“The niche for flatbed and hybrid printing remains strong and with so many applications visiting the outer lining it isn’t surprising to see sales of such machines increase,” said David Conrad, Director of promoting, for Mutoh America, Inc. “Additional application opportunities for printing on just about any substrate around almost three inches thick on our desktop version make the opportunity to purchase one of these machines very popular with many markets including awards and engraving, trophy shops, industrial printers and specialty shops that offer many different items that may be personalized with digital printing. Try to find thicker print capabilities, faster speeds, plus more custom jig choices to drive demand and unlock a lot more unique applications with this technology.”
Durst offers various flatbeds in their Rho series of UV machines. The latest introduction was the textile printer, which handle media approximately 8 feet wide.
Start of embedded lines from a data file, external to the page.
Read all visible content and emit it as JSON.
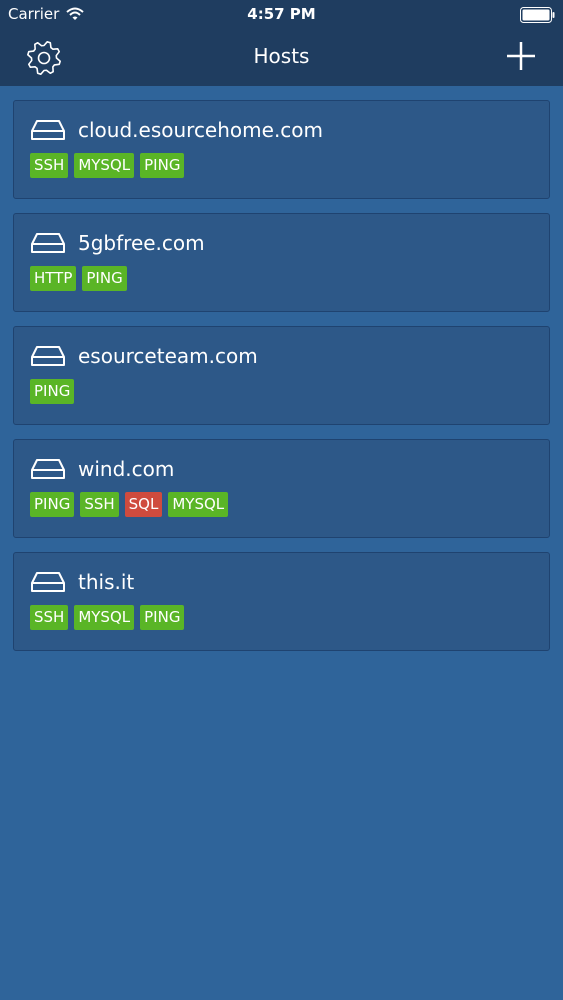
{
  "status_bar": {
    "carrier": "Carrier",
    "time": "4:57 PM"
  },
  "nav": {
    "title": "Hosts",
    "left_icon": "gear-icon",
    "right_icon": "plus-icon"
  },
  "colors": {
    "background": "#2f649a",
    "nav_background": "#1f3d60",
    "card_background": "#2d5888",
    "tag_green": "#5ab526",
    "tag_red": "#cf4b3e"
  },
  "hosts": [
    {
      "name": "cloud.esourcehome.com",
      "icon": "hard-drive-icon",
      "tags": [
        {
          "label": "SSH",
          "status": "ok"
        },
        {
          "label": "MYSQL",
          "status": "ok"
        },
        {
          "label": "PING",
          "status": "ok"
        }
      ]
    },
    {
      "name": "5gbfree.com",
      "icon": "hard-drive-icon",
      "tags": [
        {
          "label": "HTTP",
          "status": "ok"
        },
        {
          "label": "PING",
          "status": "ok"
        }
      ]
    },
    {
      "name": "esourceteam.com",
      "icon": "hard-drive-icon",
      "tags": [
        {
          "label": "PING",
          "status": "ok"
        }
      ]
    },
    {
      "name": "wind.com",
      "icon": "hard-drive-icon",
      "tags": [
        {
          "label": "PING",
          "status": "ok"
        },
        {
          "label": "SSH",
          "status": "ok"
        },
        {
          "label": "SQL",
          "status": "error"
        },
        {
          "label": "MYSQL",
          "status": "ok"
        }
      ]
    },
    {
      "name": "this.it",
      "icon": "hard-drive-icon",
      "tags": [
        {
          "label": "SSH",
          "status": "ok"
        },
        {
          "label": "MYSQL",
          "status": "ok"
        },
        {
          "label": "PING",
          "status": "ok"
        }
      ]
    }
  ]
}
The Rho P10 series is directed at high-end applications including backlit displays for windows or light boxes, particularly for luxury goods, indoor and outdoor signage, POP and POS displays, and small to medium-sized packaging.
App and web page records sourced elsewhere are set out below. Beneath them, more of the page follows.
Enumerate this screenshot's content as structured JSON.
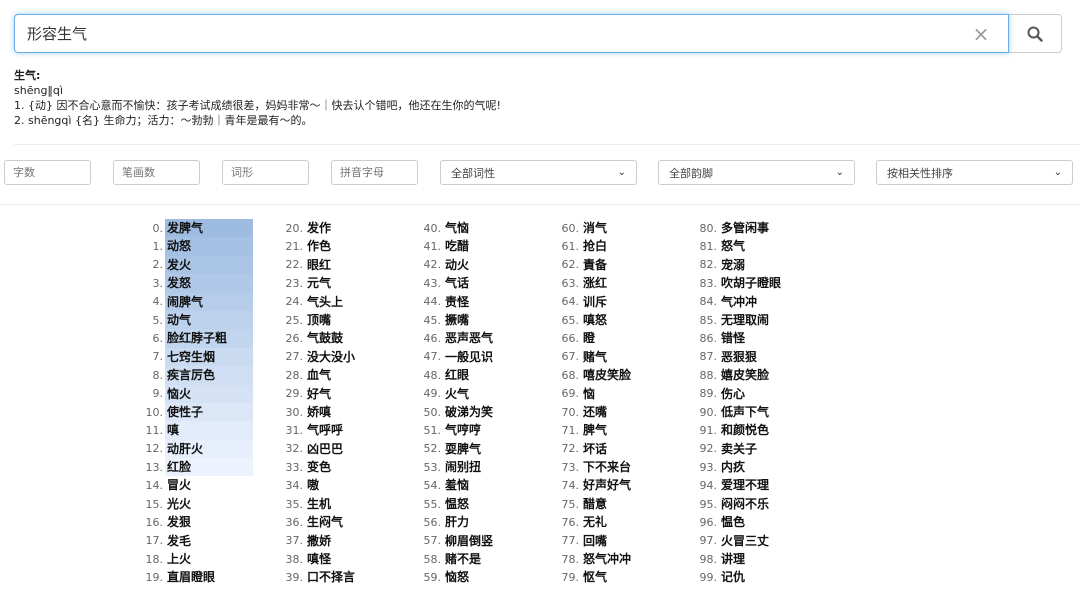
{
  "search": {
    "value": "形容生气",
    "clear_label": "×"
  },
  "definition": {
    "title": "生气:",
    "pinyin": "shēng‖qì",
    "line1": "1. {动} 因不合心意而不愉快：孩子考试成绩很差，妈妈非常～｜快去认个错吧，他还在生你的气呢!",
    "line2": "2. shēngqì {名} 生命力；活力：～勃勃｜青年是最有～的。"
  },
  "filters": {
    "char_count": "字数",
    "stroke_count": "笔画数",
    "word_form": "词形",
    "pinyin_initials": "拼音字母",
    "pos": "全部词性",
    "rhyme": "全部韵脚",
    "sort": "按相关性排序"
  },
  "colors": {
    "highlight_top": "#9ebcf5",
    "highlight_bottom": "#edf3fe",
    "focus_border": "#66afe9"
  },
  "results": [
    [
      "发脾气",
      "动怒",
      "发火",
      "发怒",
      "闹脾气",
      "动气",
      "脸红脖子粗",
      "七窍生烟",
      "疾言厉色",
      "恼火",
      "使性子",
      "嗔",
      "动肝火",
      "红脸",
      "冒火",
      "光火",
      "发狠",
      "发毛",
      "上火",
      "直眉瞪眼"
    ],
    [
      "发作",
      "作色",
      "眼红",
      "元气",
      "气头上",
      "顶嘴",
      "气鼓鼓",
      "没大没小",
      "血气",
      "好气",
      "娇嗔",
      "气呼呼",
      "凶巴巴",
      "变色",
      "嗷",
      "生机",
      "生闷气",
      "撒娇",
      "嗔怪",
      "口不择言"
    ],
    [
      "气恼",
      "吃醋",
      "动火",
      "气话",
      "责怪",
      "撅嘴",
      "恶声恶气",
      "一般见识",
      "红眼",
      "火气",
      "破涕为笑",
      "气哼哼",
      "耍脾气",
      "闹别扭",
      "羞恼",
      "愠怒",
      "肝力",
      "柳眉倒竖",
      "赌不是",
      "恼怒"
    ],
    [
      "消气",
      "抢白",
      "責备",
      "涨红",
      "训斥",
      "嗔怒",
      "瞪",
      "赌气",
      "嘻皮笑脸",
      "恼",
      "还嘴",
      "脾气",
      "坏话",
      "下不来台",
      "好声好气",
      "醋意",
      "无礼",
      "回嘴",
      "怒气冲冲",
      "怄气"
    ],
    [
      "多管闲事",
      "怒气",
      "宠溺",
      "吹胡子瞪眼",
      "气冲冲",
      "无理取闹",
      "错怪",
      "恶狠狠",
      "嬉皮笑脸",
      "伤心",
      "低声下气",
      "和颜悦色",
      "卖关子",
      "内疚",
      "爱理不理",
      "闷闷不乐",
      "愠色",
      "火冒三丈",
      "讲理",
      "记仇"
    ]
  ]
}
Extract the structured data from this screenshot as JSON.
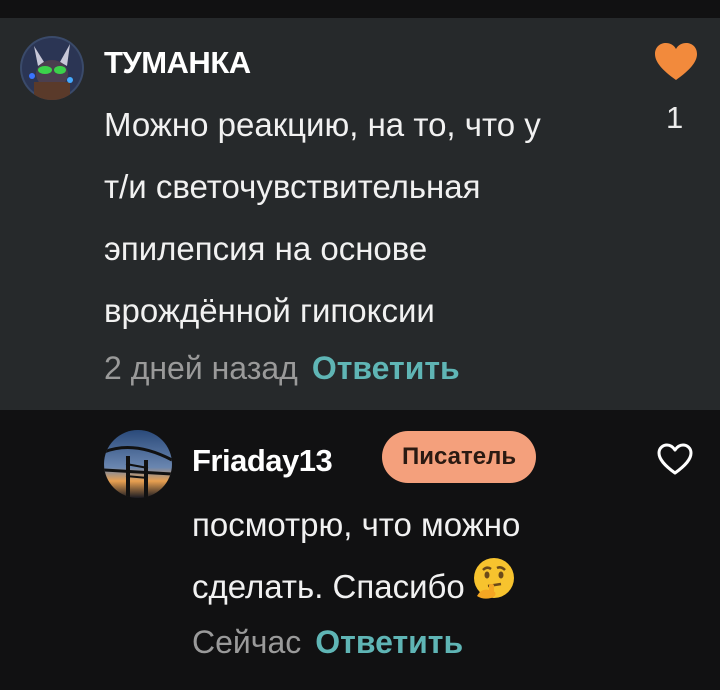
{
  "comment": {
    "username": "ТУМАНКА",
    "lines": [
      "Можно реакцию, на то, что у",
      "т/и светочувствительная",
      "эпилепсия на основе",
      "врождённой гипоксии"
    ],
    "time": "2 дней назад",
    "reply_label": "Ответить",
    "likes": "1",
    "liked": true,
    "like_color": "#f28a3c"
  },
  "reply": {
    "username": "Friaday13",
    "badge": "Писатель",
    "lines": [
      "посмотрю, что можно",
      "сделать. Спасибо"
    ],
    "emoji": "thinking-face-emoji",
    "time": "Сейчас",
    "reply_label": "Ответить",
    "liked": false
  },
  "colors": {
    "reply_accent": "#5fb5b5",
    "badge_bg": "#f4a07c"
  }
}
“In addition to the obvious speed and productivity, flexibility and durability are what printers need,” said Christopher Guyett, sales and marketing coordinator for Durst Image Technology. “They need flexibility with regards to being able to quickly switch between materials and jobs to handle lead times, and they also need robust design and manufacturing to generate over a 24/7 schedule. Customers and PSPs want to produce every possible application or product 03dexqpky their flatbeds, therefore they want the flexibility to deal with complex client projects which come together with little notice, and require a quick turnaround.”
It seems fitting to round out this roundup with all the latest model from Inca Digital, the corporation whose Inca Eagle 44 kicked off of the flatbed wide-format market way back in 2001. The Onset series debuted in 2007, and earlier this year Inca introduced the Onset R40LT, a 3.14m (123.6-inch) by 1.6m (63-inch) flatbed that comes in either four-, five, or six-color configurations. It might handle substrates as much as 2 ” thick.
Make sure to look at these as well as other models at Graph Expo as well as at November’s SGIA Expo in Atlanta.
It seems fitting to complete this roundup together with the latest model from Inca Digital, the organization whose Inca Eagle 44 kicked away from the flatbed wide-format market back in 2001. The Onset series debuted in 2007, and earlier this season Inca introduced the Onset R40LT, a 3.14m (123.6-inch) by 1.6m (63-inch) flatbed that can be found in either four-, five, or six-color configurations. It may handle substrates approximately two inches thick. Inca Digital wide-format printers are available through Fujifilm, its global distribution partner.
The Return of your Jeti
Also on the ISA Sign Expo last spring, Agfa Graphics introduced the flatbed Jeti Mira along with the hybrid Jeti Tauro. The first kind is actually a true 2.7-meter (105 inches) flatbed, as the latter is actually a 2.5-meter hybrid. These newest models complement Agfa’s extensive Anapurna collection of flatbeds and hybrids.
“We learn that some print agencies prefer dedicated flatbed printing systems and some enjoy the flexibility of your hybrid device, so we carry both technologies,” said Larry D’Amico, Vice-President Digital Imaging, Agfa Graphics. “We offer roll-to-roll alternatives on many of our true flatbed equipment so a substitute can be obtained with a number of our printers. Currently, I see a mix of both dedicated and hybrid devices being purchased and I check this out trend continuing. Everyone’s application and product mix is distinct so it is important to know what you primarily want to do with this particular equipment and choose the technology that meets this anticipated blend of work.”